TASK INSTRUCTIONS:
Return the entries below verbatim. Pictures stay out.

INPUT DATA:
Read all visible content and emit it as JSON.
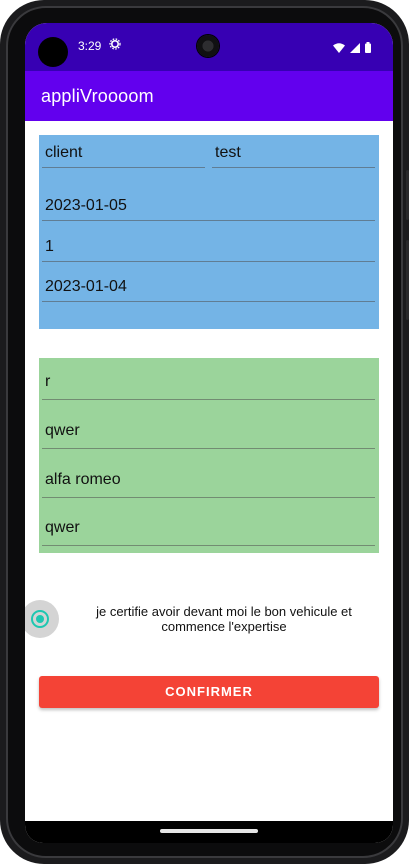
{
  "status_bar": {
    "time": "3:29",
    "settings_icon": "gear-icon",
    "icons": [
      "wifi-icon",
      "signal-icon",
      "battery-icon"
    ],
    "color": "#3700b3"
  },
  "app_bar": {
    "title": "appliVroooom",
    "color": "#6200ee"
  },
  "client_section": {
    "color": "#74b4e6",
    "client_name": "client",
    "client_surname": "test",
    "date_1": "2023-01-05",
    "number": "1",
    "date_2": "2023-01-04"
  },
  "vehicle_section": {
    "color": "#9bd49b",
    "field_1": "r",
    "field_2": "qwer",
    "brand": "alfa romeo",
    "field_4": "qwer"
  },
  "certify": {
    "checked": true,
    "label": "je certifie avoir devant moi le bon vehicule et commence l'expertise",
    "accent": "#1ec7b1"
  },
  "confirm_button": {
    "label": "CONFIRMER",
    "color": "#f44336"
  }
}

RESPONSE BELOW:
Read all visible content and emit it as JSON.
{
  "status_bar": {
    "time": "3:29",
    "settings_icon": "gear-icon",
    "icons": [
      "wifi-icon",
      "signal-icon",
      "battery-icon"
    ],
    "color": "#3700b3"
  },
  "app_bar": {
    "title": "appliVroooom",
    "color": "#6200ee"
  },
  "client_section": {
    "color": "#74b4e6",
    "client_name": "client",
    "client_surname": "test",
    "date_1": "2023-01-05",
    "number": "1",
    "date_2": "2023-01-04"
  },
  "vehicle_section": {
    "color": "#9bd49b",
    "field_1": "r",
    "field_2": "qwer",
    "brand": "alfa romeo",
    "field_4": "qwer"
  },
  "certify": {
    "checked": true,
    "label": "je certifie avoir devant moi le bon vehicule et commence l'expertise",
    "accent": "#1ec7b1"
  },
  "confirm_button": {
    "label": "CONFIRMER",
    "color": "#f44336"
  }
}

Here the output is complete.